**Exercise prompt**
In your copy of the data, keep every word exact and include no pictures.

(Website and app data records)
# # # #
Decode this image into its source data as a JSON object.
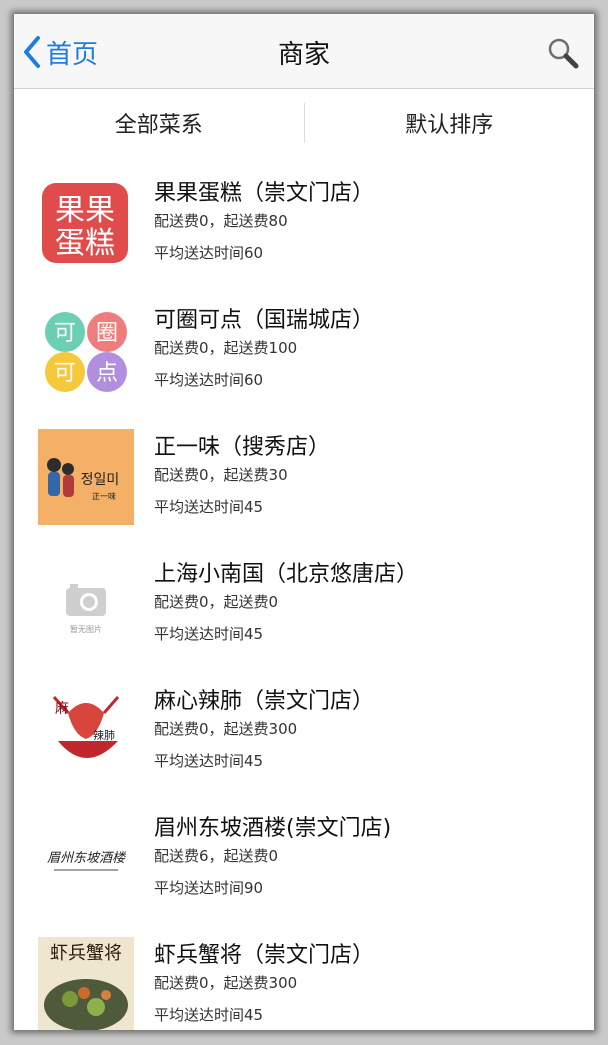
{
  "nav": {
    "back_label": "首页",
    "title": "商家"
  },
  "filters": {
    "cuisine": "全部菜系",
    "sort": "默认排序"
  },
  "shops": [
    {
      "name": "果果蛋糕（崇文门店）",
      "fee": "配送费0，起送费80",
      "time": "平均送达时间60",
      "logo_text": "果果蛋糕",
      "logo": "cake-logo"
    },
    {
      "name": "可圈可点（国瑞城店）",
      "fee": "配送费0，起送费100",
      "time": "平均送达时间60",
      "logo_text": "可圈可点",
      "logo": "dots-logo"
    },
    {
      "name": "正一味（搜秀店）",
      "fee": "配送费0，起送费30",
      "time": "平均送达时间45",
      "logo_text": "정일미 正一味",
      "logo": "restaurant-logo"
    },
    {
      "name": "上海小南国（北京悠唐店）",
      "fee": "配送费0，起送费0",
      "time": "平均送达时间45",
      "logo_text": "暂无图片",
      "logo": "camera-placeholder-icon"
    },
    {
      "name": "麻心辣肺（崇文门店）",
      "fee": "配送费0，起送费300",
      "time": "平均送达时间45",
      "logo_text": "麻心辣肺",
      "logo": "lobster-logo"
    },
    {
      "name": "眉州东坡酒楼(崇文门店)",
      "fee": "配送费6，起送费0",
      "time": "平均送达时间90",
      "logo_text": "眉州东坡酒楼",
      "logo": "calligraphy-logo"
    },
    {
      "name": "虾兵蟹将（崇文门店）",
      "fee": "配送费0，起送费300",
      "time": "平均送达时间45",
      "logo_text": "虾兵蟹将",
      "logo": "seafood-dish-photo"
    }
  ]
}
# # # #
**Worked solution**
Decode this image into its source data as a JSON object.
{
  "nav": {
    "back_label": "首页",
    "title": "商家"
  },
  "filters": {
    "cuisine": "全部菜系",
    "sort": "默认排序"
  },
  "shops": [
    {
      "name": "果果蛋糕（崇文门店）",
      "fee": "配送费0，起送费80",
      "time": "平均送达时间60",
      "logo_text": "果果蛋糕",
      "logo": "cake-logo"
    },
    {
      "name": "可圈可点（国瑞城店）",
      "fee": "配送费0，起送费100",
      "time": "平均送达时间60",
      "logo_text": "可圈可点",
      "logo": "dots-logo"
    },
    {
      "name": "正一味（搜秀店）",
      "fee": "配送费0，起送费30",
      "time": "平均送达时间45",
      "logo_text": "정일미 正一味",
      "logo": "restaurant-logo"
    },
    {
      "name": "上海小南国（北京悠唐店）",
      "fee": "配送费0，起送费0",
      "time": "平均送达时间45",
      "logo_text": "暂无图片",
      "logo": "camera-placeholder-icon"
    },
    {
      "name": "麻心辣肺（崇文门店）",
      "fee": "配送费0，起送费300",
      "time": "平均送达时间45",
      "logo_text": "麻心辣肺",
      "logo": "lobster-logo"
    },
    {
      "name": "眉州东坡酒楼(崇文门店)",
      "fee": "配送费6，起送费0",
      "time": "平均送达时间90",
      "logo_text": "眉州东坡酒楼",
      "logo": "calligraphy-logo"
    },
    {
      "name": "虾兵蟹将（崇文门店）",
      "fee": "配送费0，起送费300",
      "time": "平均送达时间45",
      "logo_text": "虾兵蟹将",
      "logo": "seafood-dish-photo"
    }
  ]
}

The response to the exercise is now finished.